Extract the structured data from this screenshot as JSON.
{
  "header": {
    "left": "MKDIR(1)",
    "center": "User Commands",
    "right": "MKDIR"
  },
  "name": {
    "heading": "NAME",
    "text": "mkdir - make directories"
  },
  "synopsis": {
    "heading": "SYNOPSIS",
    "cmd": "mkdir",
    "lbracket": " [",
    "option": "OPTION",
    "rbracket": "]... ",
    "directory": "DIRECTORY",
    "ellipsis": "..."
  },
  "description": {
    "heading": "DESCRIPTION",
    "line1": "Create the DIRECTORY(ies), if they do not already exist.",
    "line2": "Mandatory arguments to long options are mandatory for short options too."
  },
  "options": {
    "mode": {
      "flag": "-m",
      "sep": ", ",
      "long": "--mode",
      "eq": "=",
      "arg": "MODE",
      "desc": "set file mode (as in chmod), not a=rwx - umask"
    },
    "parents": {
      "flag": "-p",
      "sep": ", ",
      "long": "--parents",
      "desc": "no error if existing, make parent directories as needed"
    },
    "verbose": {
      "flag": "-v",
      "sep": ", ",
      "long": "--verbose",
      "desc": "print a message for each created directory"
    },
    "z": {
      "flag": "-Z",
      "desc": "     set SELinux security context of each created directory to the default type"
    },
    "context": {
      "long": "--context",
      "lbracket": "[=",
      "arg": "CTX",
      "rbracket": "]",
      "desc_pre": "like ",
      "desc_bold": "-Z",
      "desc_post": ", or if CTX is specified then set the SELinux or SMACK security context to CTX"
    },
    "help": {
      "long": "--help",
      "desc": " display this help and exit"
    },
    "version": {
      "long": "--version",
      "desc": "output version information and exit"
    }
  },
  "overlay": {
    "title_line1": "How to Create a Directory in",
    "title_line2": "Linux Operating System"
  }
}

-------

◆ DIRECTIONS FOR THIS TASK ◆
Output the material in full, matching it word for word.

◆ WRITTEN ANSWER ◆
Extract the structured data from this screenshot as JSON.
{
  "header": {
    "left": "MKDIR(1)",
    "center": "User Commands",
    "right": "MKDIR"
  },
  "name": {
    "heading": "NAME",
    "text": "mkdir - make directories"
  },
  "synopsis": {
    "heading": "SYNOPSIS",
    "cmd": "mkdir",
    "lbracket": " [",
    "option": "OPTION",
    "rbracket": "]... ",
    "directory": "DIRECTORY",
    "ellipsis": "..."
  },
  "description": {
    "heading": "DESCRIPTION",
    "line1": "Create the DIRECTORY(ies), if they do not already exist.",
    "line2": "Mandatory arguments to long options are mandatory for short options too."
  },
  "options": {
    "mode": {
      "flag": "-m",
      "sep": ", ",
      "long": "--mode",
      "eq": "=",
      "arg": "MODE",
      "desc": "set file mode (as in chmod), not a=rwx - umask"
    },
    "parents": {
      "flag": "-p",
      "sep": ", ",
      "long": "--parents",
      "desc": "no error if existing, make parent directories as needed"
    },
    "verbose": {
      "flag": "-v",
      "sep": ", ",
      "long": "--verbose",
      "desc": "print a message for each created directory"
    },
    "z": {
      "flag": "-Z",
      "desc": "     set SELinux security context of each created directory to the default type"
    },
    "context": {
      "long": "--context",
      "lbracket": "[=",
      "arg": "CTX",
      "rbracket": "]",
      "desc_pre": "like ",
      "desc_bold": "-Z",
      "desc_post": ", or if CTX is specified then set the SELinux or SMACK security context to CTX"
    },
    "help": {
      "long": "--help",
      "desc": " display this help and exit"
    },
    "version": {
      "long": "--version",
      "desc": "output version information and exit"
    }
  },
  "overlay": {
    "title_line1": "How to Create a Directory in",
    "title_line2": "Linux Operating System"
  }
}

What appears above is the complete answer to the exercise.